[Items from a data source]
# # # #

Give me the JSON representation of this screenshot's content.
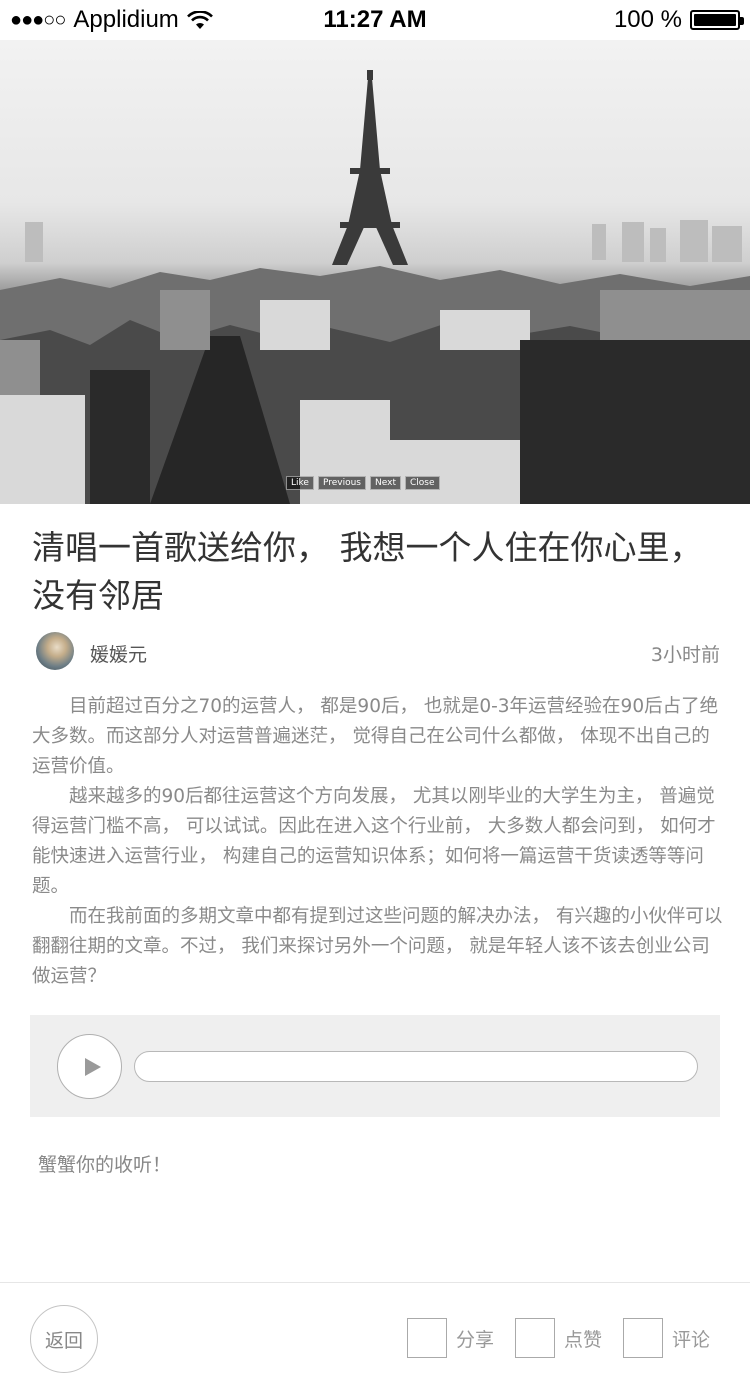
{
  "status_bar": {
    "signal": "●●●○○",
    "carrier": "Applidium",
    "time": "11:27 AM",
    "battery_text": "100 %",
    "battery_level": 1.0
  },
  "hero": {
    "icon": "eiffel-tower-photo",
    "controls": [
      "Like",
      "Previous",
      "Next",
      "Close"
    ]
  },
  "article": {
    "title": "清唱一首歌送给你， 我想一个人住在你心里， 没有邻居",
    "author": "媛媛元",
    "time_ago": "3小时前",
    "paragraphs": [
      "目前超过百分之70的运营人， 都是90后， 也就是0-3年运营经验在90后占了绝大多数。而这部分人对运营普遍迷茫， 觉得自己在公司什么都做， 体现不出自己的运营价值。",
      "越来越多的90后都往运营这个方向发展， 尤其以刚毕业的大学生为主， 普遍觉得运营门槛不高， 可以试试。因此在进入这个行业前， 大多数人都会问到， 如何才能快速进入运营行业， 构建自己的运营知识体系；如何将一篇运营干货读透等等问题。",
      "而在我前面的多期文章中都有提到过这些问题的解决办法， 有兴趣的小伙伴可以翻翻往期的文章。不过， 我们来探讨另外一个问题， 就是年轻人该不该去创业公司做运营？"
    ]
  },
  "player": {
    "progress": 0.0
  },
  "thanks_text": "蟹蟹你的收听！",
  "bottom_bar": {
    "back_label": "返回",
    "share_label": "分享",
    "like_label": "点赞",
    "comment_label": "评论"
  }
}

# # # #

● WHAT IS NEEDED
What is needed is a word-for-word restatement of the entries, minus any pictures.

● SOLUTION TO THIS TASK
Give me the JSON representation of this screenshot's content.
{
  "status_bar": {
    "signal": "●●●○○",
    "carrier": "Applidium",
    "time": "11:27 AM",
    "battery_text": "100 %",
    "battery_level": 1.0
  },
  "hero": {
    "icon": "eiffel-tower-photo",
    "controls": [
      "Like",
      "Previous",
      "Next",
      "Close"
    ]
  },
  "article": {
    "title": "清唱一首歌送给你， 我想一个人住在你心里， 没有邻居",
    "author": "媛媛元",
    "time_ago": "3小时前",
    "paragraphs": [
      "目前超过百分之70的运营人， 都是90后， 也就是0-3年运营经验在90后占了绝大多数。而这部分人对运营普遍迷茫， 觉得自己在公司什么都做， 体现不出自己的运营价值。",
      "越来越多的90后都往运营这个方向发展， 尤其以刚毕业的大学生为主， 普遍觉得运营门槛不高， 可以试试。因此在进入这个行业前， 大多数人都会问到， 如何才能快速进入运营行业， 构建自己的运营知识体系；如何将一篇运营干货读透等等问题。",
      "而在我前面的多期文章中都有提到过这些问题的解决办法， 有兴趣的小伙伴可以翻翻往期的文章。不过， 我们来探讨另外一个问题， 就是年轻人该不该去创业公司做运营？"
    ]
  },
  "player": {
    "progress": 0.0
  },
  "thanks_text": "蟹蟹你的收听！",
  "bottom_bar": {
    "back_label": "返回",
    "share_label": "分享",
    "like_label": "点赞",
    "comment_label": "评论"
  }
}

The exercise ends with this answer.